Yes, in all probability. But, no animal can be simply picked from captivity and released – that is when they will not survive. Animals need to go through a period of rehabilitation before they can be release. The technique and timeframe of rehabilitation will depend upon the species and individual in concern. Guidance on rehabilitating your animal can be sought from an experienced rehabilitator.

Wild animals belong in their natural habitats. Their true glory and happiness can only ever be seen in nature. As much as the babies will be attached to you and need you when they are young, they will soon outgrow their dependence on you and their heart will yearn to be outside, in the wild – where they belong.

Rather than waiting too long and releasing an animal that is not completely prepared, it is wise to plan the release, rehabilitate the animal and release a strong and prepared animal that will surely be able to survive in the wild.

If you truly love them and want what’s really best for them, I trust you will do what is best for your little one.

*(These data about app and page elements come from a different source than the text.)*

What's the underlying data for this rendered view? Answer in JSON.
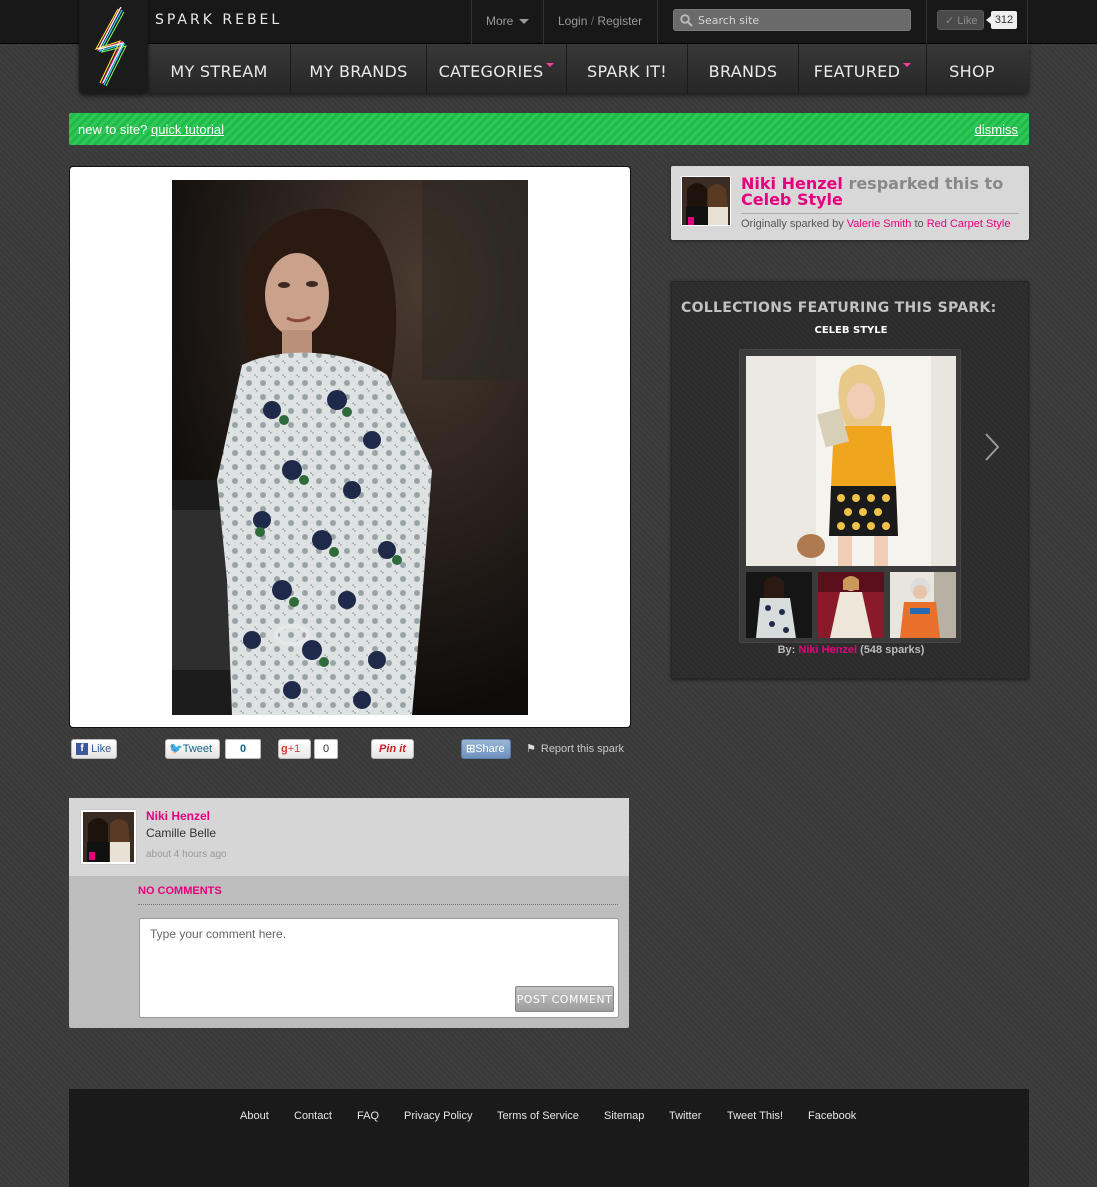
{
  "brand": {
    "name": "SPARK REBEL"
  },
  "topbar": {
    "more_label": "More",
    "login_label": "Login",
    "login_sep": "/",
    "register_label": "Register",
    "search_placeholder": "Search site",
    "fb_like_label": "Like",
    "fb_like_count": "312"
  },
  "nav": {
    "items": [
      {
        "label": "MY STREAM"
      },
      {
        "label": "MY BRANDS"
      },
      {
        "label": "CATEGORIES"
      },
      {
        "label": "SPARK IT!"
      },
      {
        "label": "BRANDS"
      },
      {
        "label": "FEATURED"
      },
      {
        "label": "SHOP"
      }
    ]
  },
  "banner": {
    "prefix": "new to site?",
    "link": "quick tutorial",
    "dismiss": "dismiss"
  },
  "social": {
    "fb_like": "Like",
    "tweet": "Tweet",
    "tweet_count": "0",
    "gplus": "+1",
    "gplus_count": "0",
    "pinit": "Pin it",
    "share": "Share",
    "report": "Report this spark"
  },
  "comment": {
    "user": "Niki Henzel",
    "caption": "Camille Belle",
    "time": "about 4 hours ago",
    "no_comments": "NO COMMENTS",
    "placeholder": "Type your comment here.",
    "post_button": "POST COMMENT"
  },
  "respark": {
    "user": "Niki Henzel",
    "action": "resparked this to",
    "collection": "Celeb Style",
    "orig_prefix": "Originally sparked by",
    "orig_user": "Valerie Smith",
    "orig_to": "to",
    "orig_collection": "Red Carpet Style"
  },
  "collections": {
    "title": "COLLECTIONS FEATURING THIS SPARK:",
    "name": "CELEB STYLE",
    "by_label": "By:",
    "by_user": "Niki Henzel",
    "count": "(548 sparks)"
  },
  "footer": {
    "links": [
      {
        "label": "About"
      },
      {
        "label": "Contact"
      },
      {
        "label": "FAQ"
      },
      {
        "label": "Privacy Policy"
      },
      {
        "label": "Terms of Service"
      },
      {
        "label": "Sitemap"
      },
      {
        "label": "Twitter"
      },
      {
        "label": "Tweet This!"
      },
      {
        "label": "Facebook"
      }
    ]
  },
  "colors": {
    "accent_pink": "#e6007e",
    "banner_green": "#1ec14a",
    "topbar": "#181818"
  }
}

You can work with any species you are more comfortable with or all species that you come across. Often, we just work with animals as they come along but if you don’t feel particularly confident with any species, it might be better to transfer it to someone more confident. If you prefer to work with a certain species and feel your hands are better adapted for that species, you may specialize in it – its’ your call.

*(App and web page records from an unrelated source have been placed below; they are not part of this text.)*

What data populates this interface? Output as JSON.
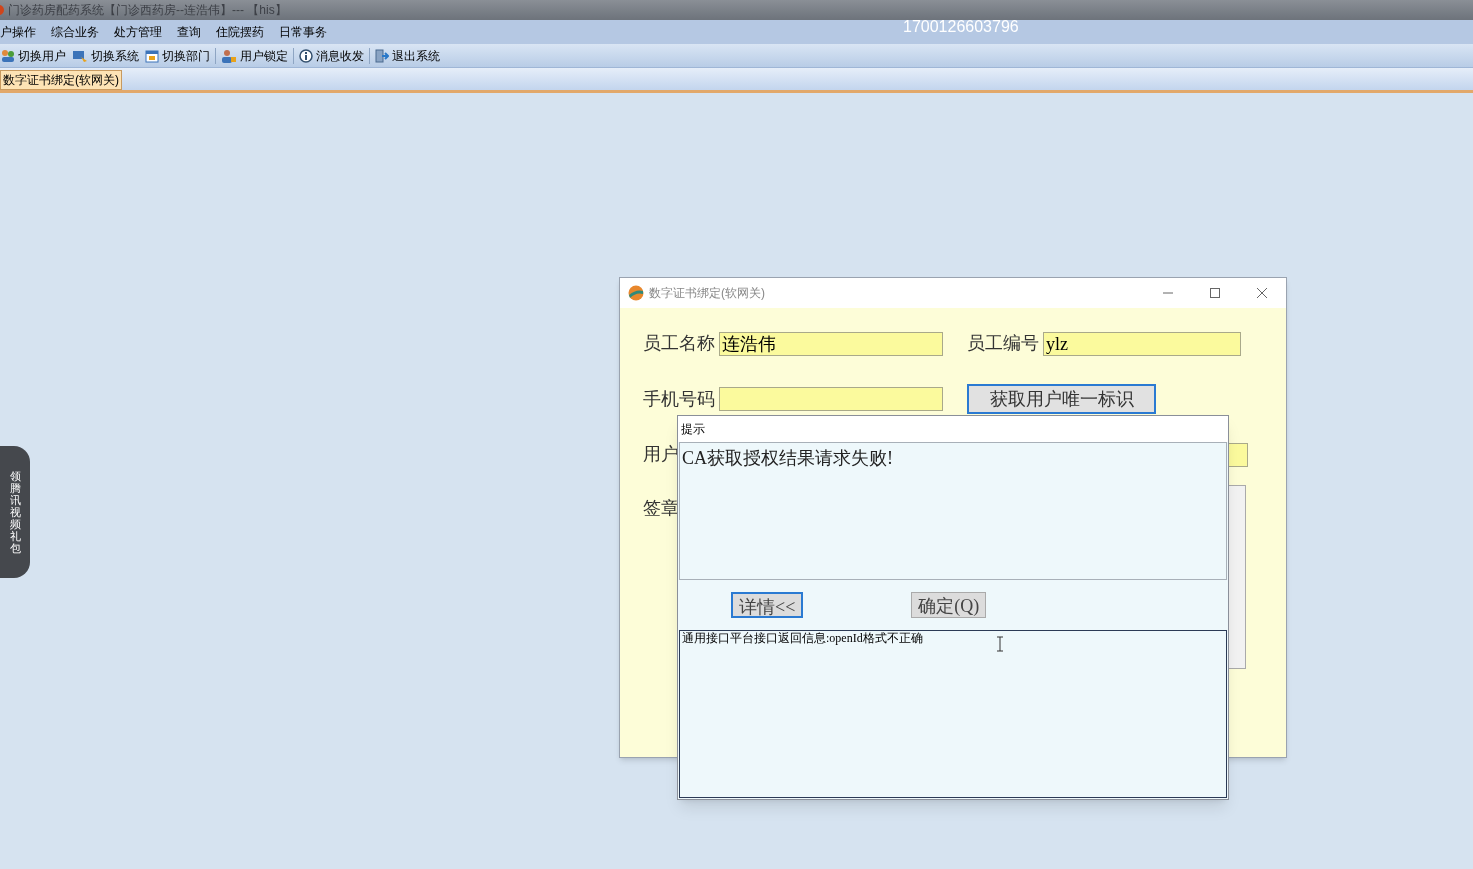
{
  "app_window": {
    "title": "门诊药房配药系统【门诊西药房--连浩伟】--- 【his】",
    "overlay_number": "1700126603796"
  },
  "menu": [
    "户操作",
    "综合业务",
    "处方管理",
    "查询",
    "住院摆药",
    "日常事务"
  ],
  "toolbar": [
    {
      "label": "切换用户",
      "kind": "users"
    },
    {
      "label": "切换系统",
      "kind": "switch"
    },
    {
      "label": "切换部门",
      "kind": "calendar"
    },
    {
      "label": "用户锁定",
      "kind": "lock"
    },
    {
      "label": "消息收发",
      "kind": "info"
    },
    {
      "label": "退出系统",
      "kind": "exit"
    }
  ],
  "tabs": [
    {
      "label": "数字证书绑定(软网关)",
      "selected": true
    }
  ],
  "side_tab": {
    "label": "领腾讯视频礼包"
  },
  "dialog": {
    "title": "数字证书绑定(软网关)",
    "fields": [
      {
        "label": "员工名称",
        "value": "连浩伟"
      },
      {
        "label": "员工编号",
        "value": "ylz"
      },
      {
        "label": "手机号码"
      }
    ],
    "button": "获取用户唯一标识",
    "covered_labels": [
      "用户",
      "签章"
    ]
  },
  "message_box": {
    "title": "提示",
    "message": "CA获取授权结果请求失败!",
    "buttons": [
      {
        "label": "详情<<",
        "focused": true
      },
      {
        "label": "确定(Q)",
        "focused": false
      }
    ],
    "details": "通用接口平台接口返回信息:openId格式不正确"
  }
}
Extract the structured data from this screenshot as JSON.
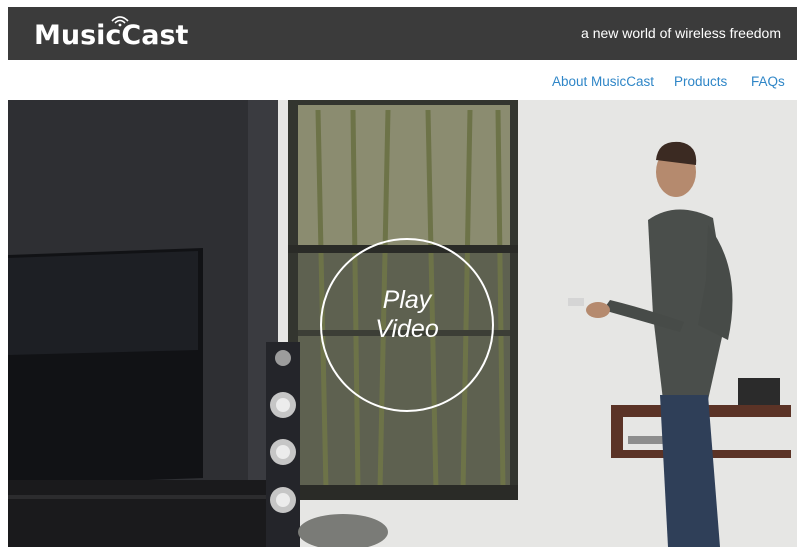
{
  "header": {
    "logo_text": "MusicCast",
    "tagline": "a new world of wireless freedom"
  },
  "nav": {
    "items": [
      {
        "label": "About MusicCast"
      },
      {
        "label": "Products"
      },
      {
        "label": "FAQs"
      }
    ]
  },
  "hero": {
    "play_line1": "Play",
    "play_line2": "Video"
  },
  "colors": {
    "header_bg": "#3b3b3b",
    "nav_link": "#2f86c7"
  }
}
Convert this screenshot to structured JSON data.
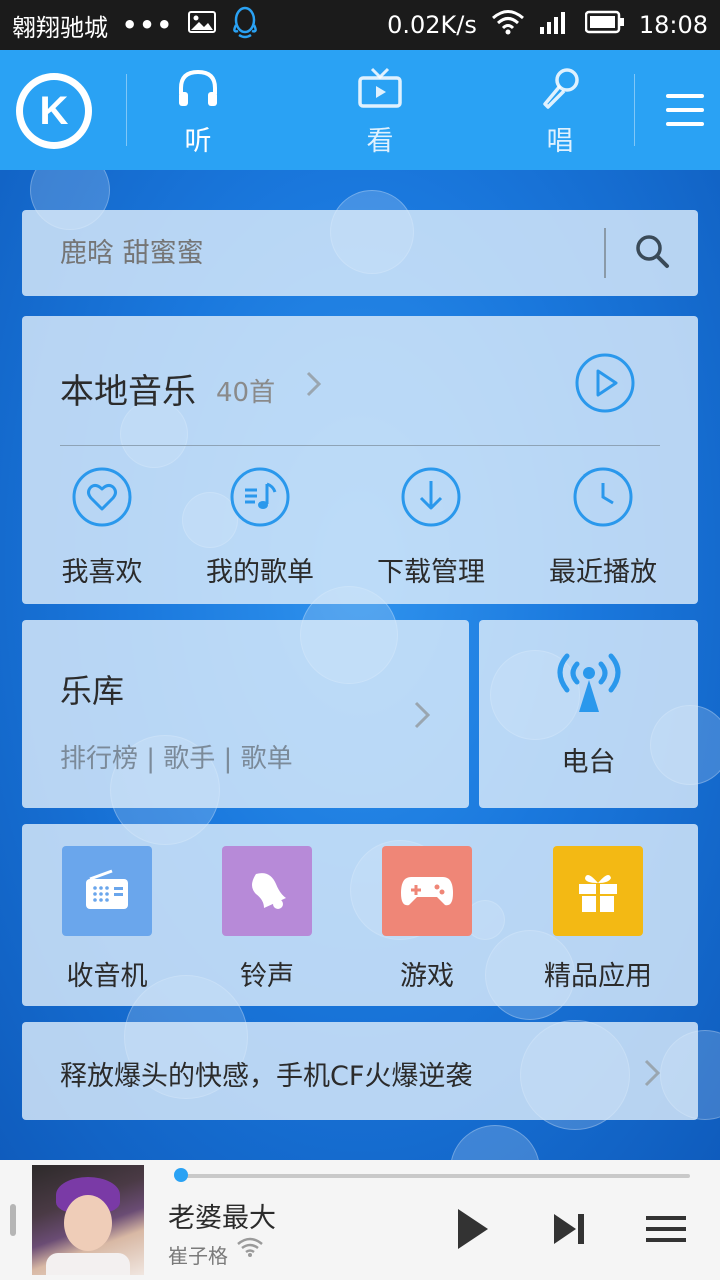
{
  "status_bar": {
    "carrier": "翱翔驰城",
    "dots": "•••",
    "speed": "0.02K/s",
    "time": "18:08",
    "icons": [
      "image-icon",
      "qq-icon",
      "wifi-icon",
      "signal-icon",
      "battery-icon"
    ]
  },
  "top_nav": {
    "logo_letter": "K",
    "tabs": [
      {
        "label": "听",
        "icon": "headphones-icon",
        "active": true
      },
      {
        "label": "看",
        "icon": "tv-icon",
        "active": false
      },
      {
        "label": "唱",
        "icon": "microphone-icon",
        "active": false
      }
    ],
    "menu_icon": "menu-icon"
  },
  "search": {
    "placeholder": "鹿晗 甜蜜蜜",
    "icon": "search-icon"
  },
  "local_music": {
    "title": "本地音乐",
    "count": "40首",
    "quick_links": [
      {
        "label": "我喜欢",
        "icon": "heart-icon"
      },
      {
        "label": "我的歌单",
        "icon": "playlist-icon"
      },
      {
        "label": "下载管理",
        "icon": "download-icon"
      },
      {
        "label": "最近播放",
        "icon": "clock-icon"
      }
    ]
  },
  "library": {
    "title": "乐库",
    "subtitle": "排行榜 | 歌手 | 歌单"
  },
  "radio": {
    "label": "电台",
    "icon": "broadcast-icon"
  },
  "apps": [
    {
      "label": "收音机",
      "icon": "radio-icon",
      "color": "#6aa6ec"
    },
    {
      "label": "铃声",
      "icon": "bell-icon",
      "color": "#b78ad8"
    },
    {
      "label": "游戏",
      "icon": "gamepad-icon",
      "color": "#ef8677"
    },
    {
      "label": "精品应用",
      "icon": "gift-icon",
      "color": "#f3b914"
    }
  ],
  "promo": {
    "text": "释放爆头的快感，手机CF火爆逆袭"
  },
  "player": {
    "song": "老婆最大",
    "artist": "崔子格",
    "progress": 0.0,
    "accent": "#2aa2f4"
  },
  "colors": {
    "nav_blue": "#2aa2f4",
    "accent": "#2aa2f4"
  }
}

It takes lots of time, deep commitment and a genuine interest in the wellbeing of another animal’s life to enter the field of wildlife rehabilitation. Experience and knowledge are paramount as there are many that cannot be written or explained to you but those that you will learn through your own experience. Wildlife rehabilitation is a painstaking and time consuming task requiring your complete dedication and lots of sacrifices.

In a nutshell, the following are the basic qualities required to be a rehabilitator:

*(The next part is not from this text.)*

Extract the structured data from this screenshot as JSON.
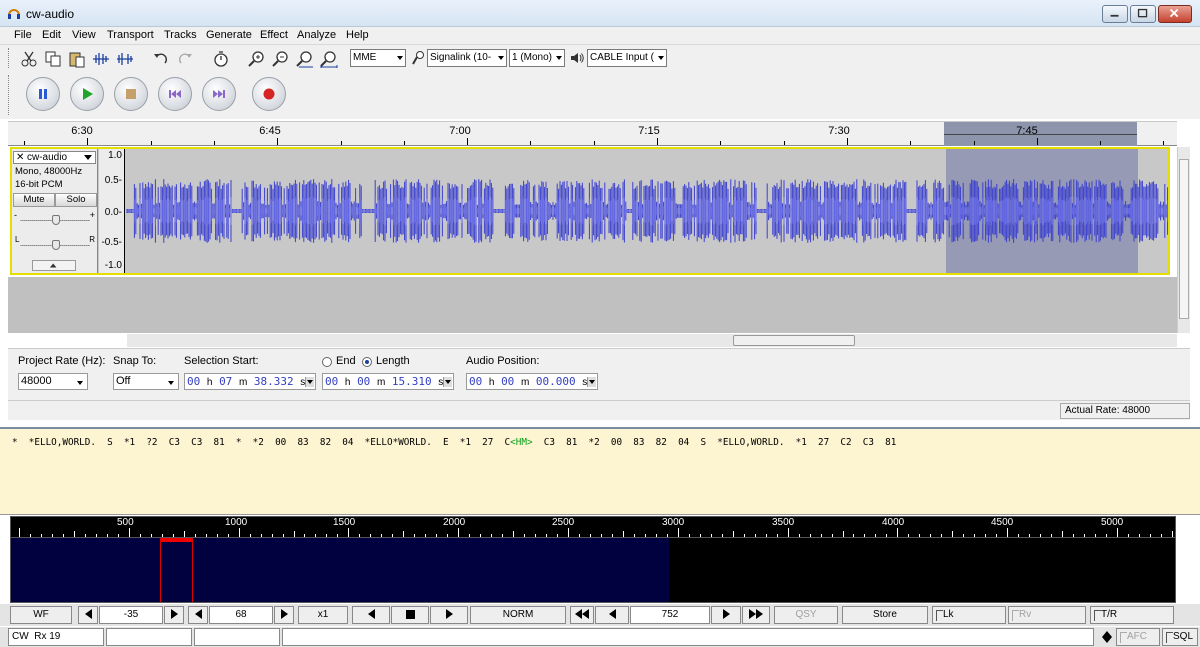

1. Genuine interest and concern

2. Dedication and sacrifice

3. Commitment to work in the best interest of the animal

4. Willingness to learn

5. Willingness to ask and look for help

6. Willingness to go the extra mile

7. Willingness to let go at the time of release

Many small animals, esp. urban species, can be rehabilitated and released from home as long as they have a natural distribution around your home. Many of these animals come back for visits until they are completely independent but sometimes for longer as they are closely bonded to the caregivers. Often, the animals may completely cease to return after release or some days after release. Although this seems disappointing, it a good sign demonstrating that the animal is completely independent and capable of surviving on its own without any assistance from you.

As rehabbers, our aim is always make the animal independent so it doesn’t feel the need to keep returning.

Yes, we can definitely attempt to help every animal that needs our help. But unfortunately, we may not always be able to cure every animal and restore it to its desired health status. As rescue workers, we come across a disproportionately disadvantaged population of animals, some of which are beyond human help. There may be times when it is in the best interest of the animal to euthanize it. But it is our duty and responsibility to make an informed choice and always work for the betterment and highest quality of life for the animal in concern.

Euthanasia, commonly known as ‘mercy killing’, is the act of killing someone to relieve it from unbearable and incurable suffering. Needless to say, euthanasia is always the very last resort after all other means to help the animal have failed and purely done to relieve an animal of unbearable pain and suffering. Euthanasia can be easily carried out by a veterinarian by means of an injectable drug – a quick and painless process. Your veterinarian will be able to advise you on the same. Ensure you have the appropriate permission to do so when dealing with protected species.